• _WHAT IS NEEDED_
Only the text is wanted; write out each record below exactly and exclude all pictures.

• _THE DATA_

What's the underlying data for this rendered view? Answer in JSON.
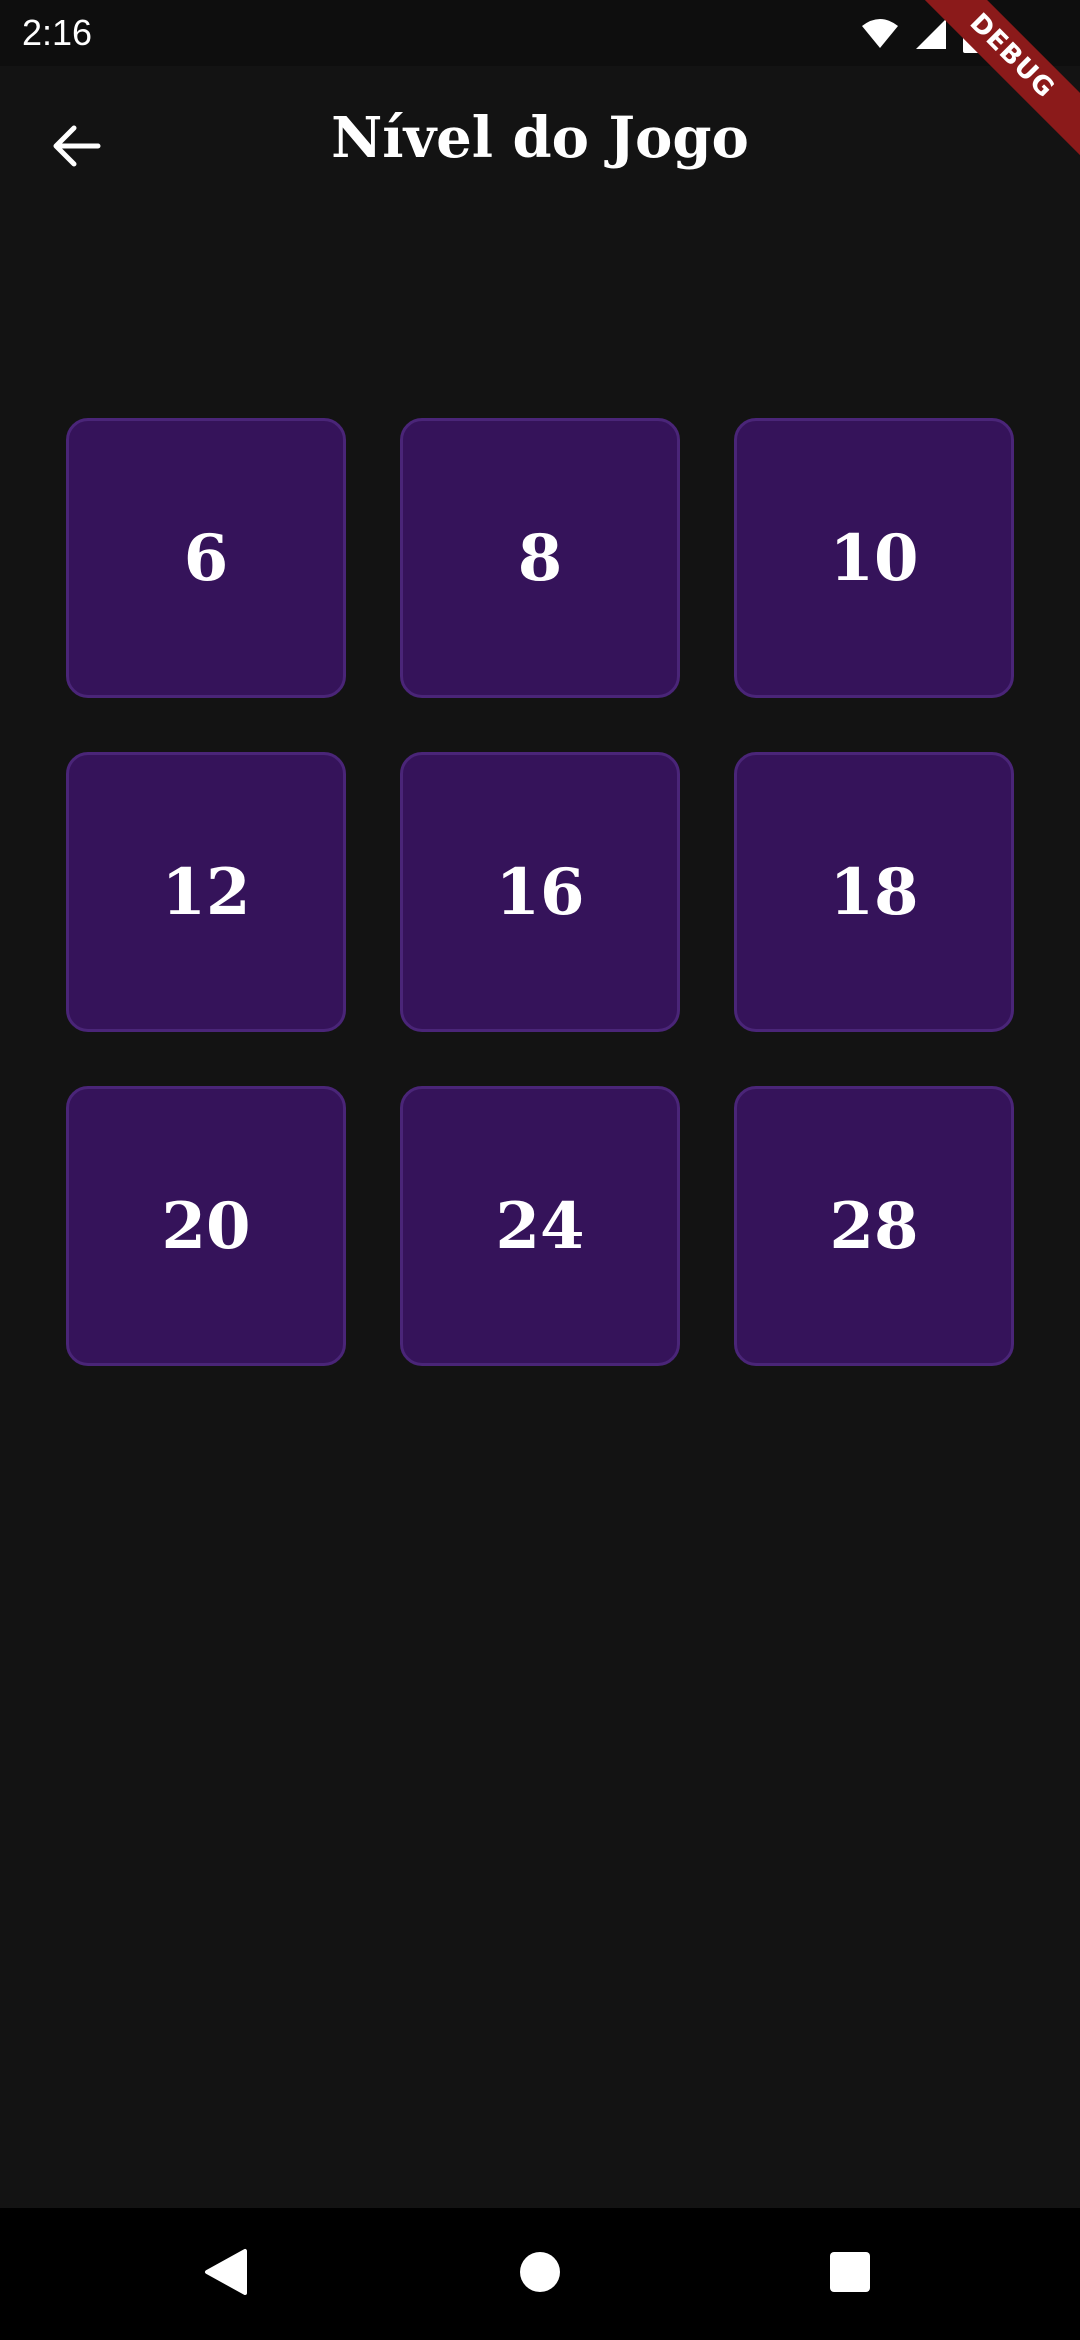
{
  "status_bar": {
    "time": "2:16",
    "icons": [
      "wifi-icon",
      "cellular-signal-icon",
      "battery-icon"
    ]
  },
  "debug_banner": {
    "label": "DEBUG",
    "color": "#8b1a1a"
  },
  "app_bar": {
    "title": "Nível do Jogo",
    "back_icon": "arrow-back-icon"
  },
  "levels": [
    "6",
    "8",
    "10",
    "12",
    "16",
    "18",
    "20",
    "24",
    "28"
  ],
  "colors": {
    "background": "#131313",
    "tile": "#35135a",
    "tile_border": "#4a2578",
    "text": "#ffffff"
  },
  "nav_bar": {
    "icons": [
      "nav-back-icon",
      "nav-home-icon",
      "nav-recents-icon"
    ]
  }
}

• _PROBLEM SOLUTION_
What's the underlying data for this rendered view? Answer in JSON.
{
  "status_bar": {
    "time": "2:16",
    "icons": [
      "wifi-icon",
      "cellular-signal-icon",
      "battery-icon"
    ]
  },
  "debug_banner": {
    "label": "DEBUG",
    "color": "#8b1a1a"
  },
  "app_bar": {
    "title": "Nível do Jogo",
    "back_icon": "arrow-back-icon"
  },
  "levels": [
    "6",
    "8",
    "10",
    "12",
    "16",
    "18",
    "20",
    "24",
    "28"
  ],
  "colors": {
    "background": "#131313",
    "tile": "#35135a",
    "tile_border": "#4a2578",
    "text": "#ffffff"
  },
  "nav_bar": {
    "icons": [
      "nav-back-icon",
      "nav-home-icon",
      "nav-recents-icon"
    ]
  }
}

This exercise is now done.